We took early morning walks along the beach, sat and read in the shade by the pool, had big noisy meals together and played late night games. John said afterward that not one cross word was spoken all week. I'll treasure this time forever.

HANK PHILLIPPI RYAN:  Family vacations...when we were little, we'd pile into the station wagon-I always dibbed the wayback--and from moment one we'd start asking "Whenner we gonna BEEEE there?"  

At some point, my stepfather decided  to cut that off at the pass--we'd get to the end of our driveway, and he'd ask us "How do you like it so far?"  We'd laugh so hard--and we began to say that all the time. And I still do. 

We had a house in Acapulco too, so for many years we'd all go there for Christmas. Like Rhys said, not a cross word was spoken.

Anyway, now...often the family outings are at our house! With the backyard pool and parks nearby. We love it! We all just hang out and grill outside and soak up the niceness. Often it's Fourth of July week, so we go to the Concord town parade--which is adorable! 

JENN MCKINLAY: We are lucky to have a summer house on the Bay of Fundy in Nova Scotia where the Hooligans run wild with their cousins. Sadly, we didn't make it there this year as we were awaiting Hooligan 2's surgery (no worries - It went very well and just this past week, I saw the mischievous sparkle return to his eyes). Instead, we made sure to have a fabulous holiday season together last December - ugly Christmas sweater contest and all! 

We also have big family reunions every three years on my husband's side of the family - this past summer it was in Oregon. Being unplugged and enjoying nature is definitely how we spend our vacations. I am partial to beach time but I'm okay with mountains, too. Anytime there is no clock ticking, no phone ringing, and no texts to return is an a-okay vacation by me.

INGRID THOFT: Our annual family vacation takes the form of a long weekend gathering in my Massachusetts hometown.  I’ve written here before about these festivities, which include a treasure hunt, a badminton tournament, hilarious games of Scattergories, and time to catch up with everyone.

The more memorable family vacations from my youth were in our nation’s spectacular national parks.  My parents would pile the four of us (and often my grandmother) into a station wagon and hit the road.  In Yosemite, the station wagon broke down and a couple of hippies in a VW bus gave us a ride to the only available accommodations, “Fish Camp.”  Believe me when I say the name was generous.  

In Canyonlands, we explored the park in jeeps with a guide named Boyd.  That day took a dark turn when one of the jeeps got stuck in the sand, and a flash flood threatened.  The mishaps were part of the fun, and the amazing scenery and the Holiday Inn pools always made for a winning combination.

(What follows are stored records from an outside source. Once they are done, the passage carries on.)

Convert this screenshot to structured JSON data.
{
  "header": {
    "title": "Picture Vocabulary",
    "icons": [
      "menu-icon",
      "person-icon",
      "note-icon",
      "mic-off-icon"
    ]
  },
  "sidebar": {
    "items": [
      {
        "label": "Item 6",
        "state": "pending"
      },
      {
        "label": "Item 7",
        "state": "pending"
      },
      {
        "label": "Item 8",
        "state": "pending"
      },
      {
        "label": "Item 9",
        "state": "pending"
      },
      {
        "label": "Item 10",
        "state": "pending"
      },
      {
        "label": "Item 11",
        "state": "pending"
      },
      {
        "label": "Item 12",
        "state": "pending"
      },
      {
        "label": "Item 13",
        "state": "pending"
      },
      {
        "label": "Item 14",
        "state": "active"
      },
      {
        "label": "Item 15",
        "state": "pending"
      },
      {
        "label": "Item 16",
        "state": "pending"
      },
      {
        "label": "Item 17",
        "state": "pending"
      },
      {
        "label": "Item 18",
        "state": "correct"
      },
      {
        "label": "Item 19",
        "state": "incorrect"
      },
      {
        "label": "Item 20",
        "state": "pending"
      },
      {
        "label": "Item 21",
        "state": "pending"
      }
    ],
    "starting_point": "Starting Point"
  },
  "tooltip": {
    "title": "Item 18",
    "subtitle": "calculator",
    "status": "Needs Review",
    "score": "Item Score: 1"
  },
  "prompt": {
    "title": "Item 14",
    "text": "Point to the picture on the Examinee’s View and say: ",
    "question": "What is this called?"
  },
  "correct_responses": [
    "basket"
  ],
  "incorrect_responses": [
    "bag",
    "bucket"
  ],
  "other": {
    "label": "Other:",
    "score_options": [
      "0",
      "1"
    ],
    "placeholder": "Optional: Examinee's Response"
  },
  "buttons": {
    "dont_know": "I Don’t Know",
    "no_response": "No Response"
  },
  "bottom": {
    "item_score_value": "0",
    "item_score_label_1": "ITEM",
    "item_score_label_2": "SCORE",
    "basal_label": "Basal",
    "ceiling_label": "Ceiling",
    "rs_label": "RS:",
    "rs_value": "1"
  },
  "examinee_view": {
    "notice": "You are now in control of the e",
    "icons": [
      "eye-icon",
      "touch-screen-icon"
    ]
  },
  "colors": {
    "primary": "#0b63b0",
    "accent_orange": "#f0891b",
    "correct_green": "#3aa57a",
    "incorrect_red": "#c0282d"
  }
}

DEBORAH CROMBIE: Oh, I feel so left out here! We haven't taken a proper vacation in years. Between my trips to England and conferences and book tours, and DEADLINES, we just never seem to find a spot. Besides, Rick doesn't like to leave the dogs, even with a house sitter. We used to take the (late) two dogs with us on dog-friendly car trips, but we haven't done that in ages, either. And the kiddos and grandbaby are right next door, so we don't have to go somewhere to see them.

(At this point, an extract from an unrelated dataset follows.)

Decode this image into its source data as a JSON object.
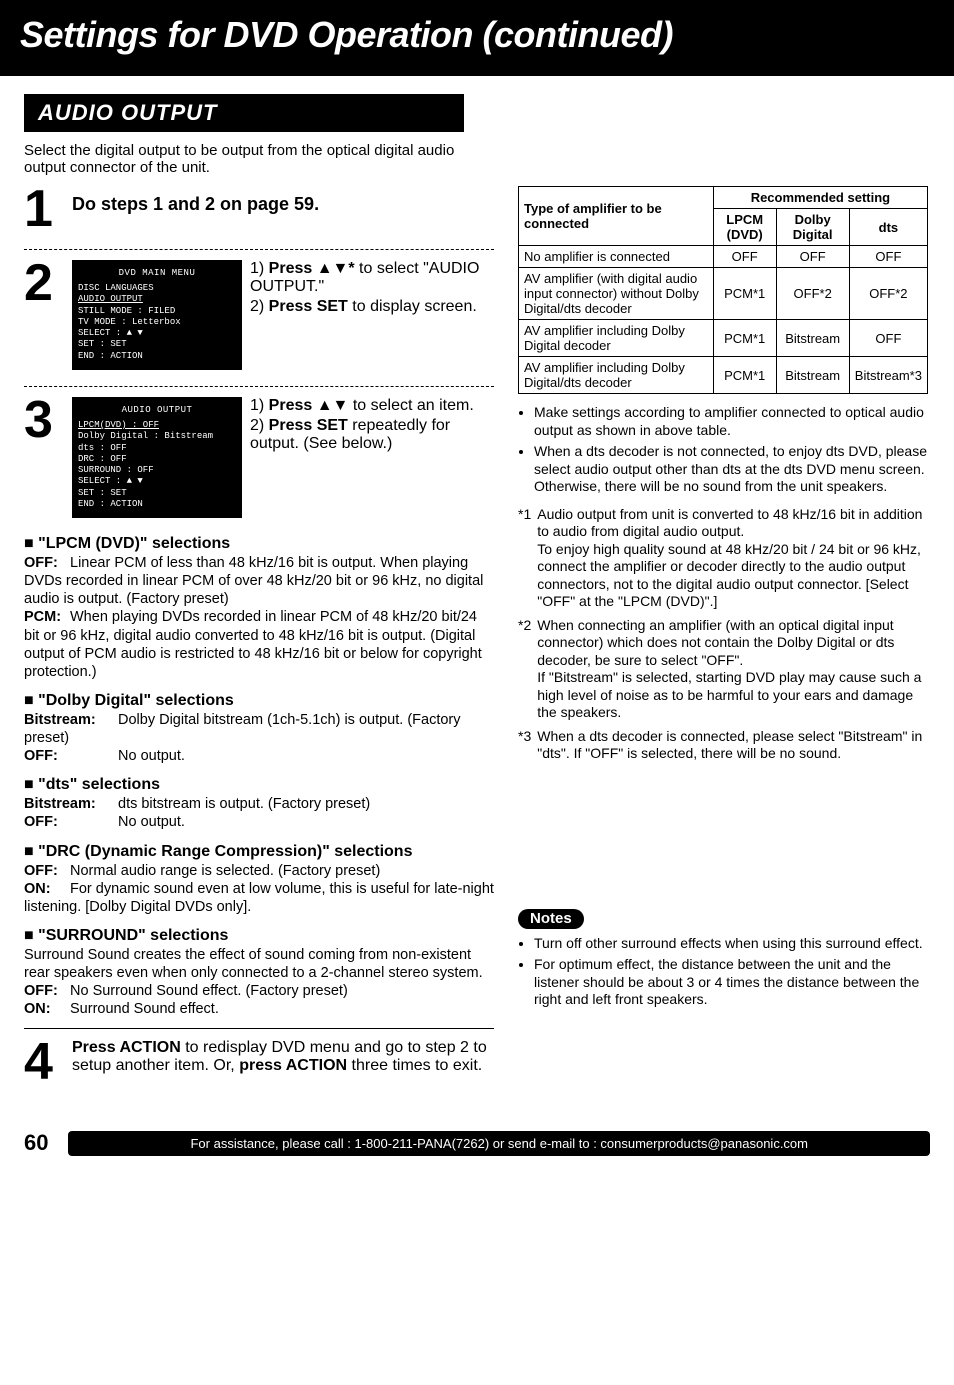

But we used to do so much with my parents. When I was younger, it was car trips all over the country. Later, my folks owned a house in Guadalajara and we'd spend a week or two a couple of times a year. Then, my parents had a house in Hot Springs, Arkansas for years. We always went for the horse races in the spring, then my dad organized a big golf tournament every Labor Day. It was all their friends and a lot of family, too. That was a big part of my daughter's childhood. 

I miss that, and am making a resolution that next year we will all do something fun.

HALLIE: And from our archives, here's a photo of our beloved Julia and Ross, vacationing in Maine from a few years ago. Waving, Julia!

And we're dying to hear about your family vacations... please share, where do you love to go with the dear ones you consider your "family."

AND our thoughts and prayers are with our friends in the Houston area. Stay safe, stay dry if you can. Wishing we could swoop in and scoop you up ...